WASHINGTON (Updated Nov. 28, 11:45 a.m. ET) — President Barack Obama will visit custom injection molder Rodon Group LLC in Hatfield, Pa., on Nov. 30 as part of his week-long effort to garner support for his proposal to extend tax cuts for middle-income people and end them for families who make more than $250,000 a year.
Rodon Group, one of the finalists for the Plastics News processor of the year in January, is a subsidiary of K'Nex Brands LP, which makes K'Nex building toys. The two privately held companies are both owned by Joel Glickman, the inventor of the K'Nex building toy system.
“The president will travel to Montgomery County, Pa. to continue make the public case for action by visiting a business that depends on middle class consumers during the holiday season and could be impacted if taxes go up on 98 percent of Americans at the end of the year,” said a White House representative.
“We are ... excited to welcome the President and show him how we make the K'Nex bricks, rods and connectors you love,” said the company on its Facebook page.
“K'Nex brands and the Rodon Group are honored that President Obama is touring our facility later this week,” added Rodon and K'Nex CEO and President Michael Araten, in a statement issued by the company. “Since 1956, we have been committed to advanced American manufacturing, innovation and entrepreneurship. As a result, K'Nex is exported to over 40 countries around the world.”
Irving Glickman, who founded Rodon in 1956, celebrated his 100th birthday in April. The company is a leading advocate for U.S. manufacturing, with its motto of “We Beat China Pricing.”
Glickman was a pioneer of synthetic rubber who saw the potential of thermoplastics. He started Rodon with four Stokes injection molding machines in his garage. The company expanded into a small factory, then built its current factory in Hatfield in 1987.
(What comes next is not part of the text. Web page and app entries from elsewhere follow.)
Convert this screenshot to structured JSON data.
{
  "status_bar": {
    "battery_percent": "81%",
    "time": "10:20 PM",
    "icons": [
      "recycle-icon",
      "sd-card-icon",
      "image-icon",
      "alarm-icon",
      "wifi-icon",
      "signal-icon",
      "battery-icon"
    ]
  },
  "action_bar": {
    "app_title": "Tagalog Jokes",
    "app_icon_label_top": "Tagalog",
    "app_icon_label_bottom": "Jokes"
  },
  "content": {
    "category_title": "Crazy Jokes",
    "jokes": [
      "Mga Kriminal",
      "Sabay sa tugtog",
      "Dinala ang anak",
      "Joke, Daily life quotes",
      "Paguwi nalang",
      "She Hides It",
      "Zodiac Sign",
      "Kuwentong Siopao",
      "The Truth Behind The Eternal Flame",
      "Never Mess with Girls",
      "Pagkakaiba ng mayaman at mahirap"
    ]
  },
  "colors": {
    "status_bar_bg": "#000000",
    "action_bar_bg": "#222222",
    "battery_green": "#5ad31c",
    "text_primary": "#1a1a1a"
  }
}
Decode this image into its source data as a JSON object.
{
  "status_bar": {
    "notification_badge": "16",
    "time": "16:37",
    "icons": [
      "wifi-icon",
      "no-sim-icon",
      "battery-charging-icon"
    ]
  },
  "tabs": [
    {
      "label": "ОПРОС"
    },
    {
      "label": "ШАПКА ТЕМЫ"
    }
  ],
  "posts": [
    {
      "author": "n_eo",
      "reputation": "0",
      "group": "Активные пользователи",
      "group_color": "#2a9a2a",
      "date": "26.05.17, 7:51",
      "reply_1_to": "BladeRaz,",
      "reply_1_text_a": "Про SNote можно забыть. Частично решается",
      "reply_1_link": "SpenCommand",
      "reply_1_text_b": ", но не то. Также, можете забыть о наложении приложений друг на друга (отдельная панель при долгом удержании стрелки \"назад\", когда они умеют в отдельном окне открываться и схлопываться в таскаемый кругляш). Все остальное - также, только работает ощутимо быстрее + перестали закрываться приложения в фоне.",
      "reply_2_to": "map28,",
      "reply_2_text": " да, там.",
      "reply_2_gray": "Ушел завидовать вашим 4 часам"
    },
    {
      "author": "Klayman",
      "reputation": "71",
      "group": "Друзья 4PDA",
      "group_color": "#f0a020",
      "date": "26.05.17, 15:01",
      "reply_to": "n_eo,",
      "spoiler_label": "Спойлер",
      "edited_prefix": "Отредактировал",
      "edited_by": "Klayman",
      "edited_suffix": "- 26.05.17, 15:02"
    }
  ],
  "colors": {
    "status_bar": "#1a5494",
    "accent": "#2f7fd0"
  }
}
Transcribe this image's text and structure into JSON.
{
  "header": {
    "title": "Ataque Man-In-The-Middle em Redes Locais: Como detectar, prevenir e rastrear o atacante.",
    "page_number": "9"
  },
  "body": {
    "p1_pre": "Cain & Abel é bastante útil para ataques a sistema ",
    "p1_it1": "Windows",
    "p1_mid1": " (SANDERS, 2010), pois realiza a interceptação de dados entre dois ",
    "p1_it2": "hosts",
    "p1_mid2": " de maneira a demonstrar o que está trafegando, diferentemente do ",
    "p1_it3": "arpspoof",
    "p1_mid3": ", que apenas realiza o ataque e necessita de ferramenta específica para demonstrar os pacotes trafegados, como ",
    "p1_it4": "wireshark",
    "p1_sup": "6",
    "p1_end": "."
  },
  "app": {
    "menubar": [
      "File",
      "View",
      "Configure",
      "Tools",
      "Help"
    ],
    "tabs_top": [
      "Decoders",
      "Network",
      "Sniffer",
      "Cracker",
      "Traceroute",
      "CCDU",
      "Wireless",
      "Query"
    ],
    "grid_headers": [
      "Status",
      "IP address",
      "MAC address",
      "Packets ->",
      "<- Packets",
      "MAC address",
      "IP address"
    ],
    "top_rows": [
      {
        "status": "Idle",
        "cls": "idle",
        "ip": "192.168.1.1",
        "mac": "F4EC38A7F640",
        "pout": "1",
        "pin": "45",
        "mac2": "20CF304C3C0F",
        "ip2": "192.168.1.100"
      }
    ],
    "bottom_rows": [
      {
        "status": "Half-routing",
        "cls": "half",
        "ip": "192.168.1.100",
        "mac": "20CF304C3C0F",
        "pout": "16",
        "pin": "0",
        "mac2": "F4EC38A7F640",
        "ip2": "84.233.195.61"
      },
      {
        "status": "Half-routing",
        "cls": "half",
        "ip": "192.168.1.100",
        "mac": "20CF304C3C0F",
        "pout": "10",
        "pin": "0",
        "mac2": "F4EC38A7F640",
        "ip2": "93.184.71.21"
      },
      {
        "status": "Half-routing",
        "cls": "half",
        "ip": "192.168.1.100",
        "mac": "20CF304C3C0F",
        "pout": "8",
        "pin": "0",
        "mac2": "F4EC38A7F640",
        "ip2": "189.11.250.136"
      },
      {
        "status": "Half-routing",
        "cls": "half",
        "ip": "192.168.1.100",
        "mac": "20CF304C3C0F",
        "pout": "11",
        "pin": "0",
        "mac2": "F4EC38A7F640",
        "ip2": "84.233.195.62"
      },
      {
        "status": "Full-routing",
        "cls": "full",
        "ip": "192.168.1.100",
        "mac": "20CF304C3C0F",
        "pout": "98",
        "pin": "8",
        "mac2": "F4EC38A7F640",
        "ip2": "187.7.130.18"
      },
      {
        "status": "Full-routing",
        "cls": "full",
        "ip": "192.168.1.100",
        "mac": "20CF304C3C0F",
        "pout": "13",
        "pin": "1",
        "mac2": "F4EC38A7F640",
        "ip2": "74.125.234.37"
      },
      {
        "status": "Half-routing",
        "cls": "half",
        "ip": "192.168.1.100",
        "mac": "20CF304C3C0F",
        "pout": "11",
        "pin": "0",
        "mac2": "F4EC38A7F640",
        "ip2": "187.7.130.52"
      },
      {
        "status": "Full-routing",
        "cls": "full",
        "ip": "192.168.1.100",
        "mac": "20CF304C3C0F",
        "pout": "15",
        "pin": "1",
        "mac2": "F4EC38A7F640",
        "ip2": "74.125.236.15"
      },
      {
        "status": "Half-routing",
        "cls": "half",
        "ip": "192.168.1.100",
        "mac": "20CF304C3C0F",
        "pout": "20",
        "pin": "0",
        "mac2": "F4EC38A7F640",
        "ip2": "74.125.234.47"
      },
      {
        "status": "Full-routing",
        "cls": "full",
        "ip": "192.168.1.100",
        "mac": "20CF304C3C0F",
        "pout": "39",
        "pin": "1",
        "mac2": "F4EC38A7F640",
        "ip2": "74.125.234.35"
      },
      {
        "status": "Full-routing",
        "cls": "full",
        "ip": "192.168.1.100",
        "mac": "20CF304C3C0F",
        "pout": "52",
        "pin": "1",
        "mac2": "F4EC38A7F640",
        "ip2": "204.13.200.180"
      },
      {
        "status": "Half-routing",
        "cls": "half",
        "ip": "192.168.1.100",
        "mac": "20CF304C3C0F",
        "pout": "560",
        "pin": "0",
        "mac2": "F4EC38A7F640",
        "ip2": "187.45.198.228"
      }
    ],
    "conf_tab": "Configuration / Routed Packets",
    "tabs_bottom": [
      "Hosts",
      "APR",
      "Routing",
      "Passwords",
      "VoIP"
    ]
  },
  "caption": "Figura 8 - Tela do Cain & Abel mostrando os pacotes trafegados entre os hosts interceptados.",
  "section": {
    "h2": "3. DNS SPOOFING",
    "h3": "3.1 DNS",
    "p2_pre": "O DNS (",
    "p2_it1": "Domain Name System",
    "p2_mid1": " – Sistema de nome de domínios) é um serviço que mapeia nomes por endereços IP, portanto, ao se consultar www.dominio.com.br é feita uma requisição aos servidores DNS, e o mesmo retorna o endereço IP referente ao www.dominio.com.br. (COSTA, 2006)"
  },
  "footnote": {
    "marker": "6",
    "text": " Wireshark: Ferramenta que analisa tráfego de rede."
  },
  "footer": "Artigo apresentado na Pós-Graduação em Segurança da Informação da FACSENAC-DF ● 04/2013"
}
In 1991, his son, Joel Glickman, developed the rods and connectors that became K'Nex toys. After major toy makers rejected the idea, Rodon began molding the parts and started K'Nex Brands LP as a sister company.
Joel's son-in-law, Michael Araten, is now president and CEO of Rodon and K'Nex.
Obama's meeting with Rodon will mark the second time in a week that a plastics company executive has had the President's attention. On Nov. 27, Andra Rush, the head of two auto interior joint ventures, was among the small business owners invited to the White House to discuss the economy.
Rush owns Wayne, Mich.-based Rush Trucking and heads up Dakkota Integrated Systems, a joint venture with Magna International Inc.'s Intier group, and recently launched Detroit Manufacturing Systems, a joint venture with Faurecia SA that will take on some of the business previously located at the former Automotive Components Holdings LLC in Saline, Mich.
Earlier this week, the White House released a report that outlined the impact that middle class tax increases would have on both consumers and the retail industry. The White House also released an analysis by the National Economic Council which said that millions of small-business owners would suffer if the middle class taxes went up next year.
Republicans want to preserve all the Bush tax cuts set to expire Jan. 1, reduce government spending to cut into the nation's debt of more than $16 trillion-plus debt, and close tax loopholes to increase government revenues.
Since 1992, Rodon has manufactured over 30 billion parts for the K'Nex building toy system. K'Nex is distributed to over 30 countries, and over 95 percent of the component parts are made at Rodon, which is an injection molder with a focus on small parts used in more than 100 different industries, including food, beverage, consumer packaged goods, construction and toys.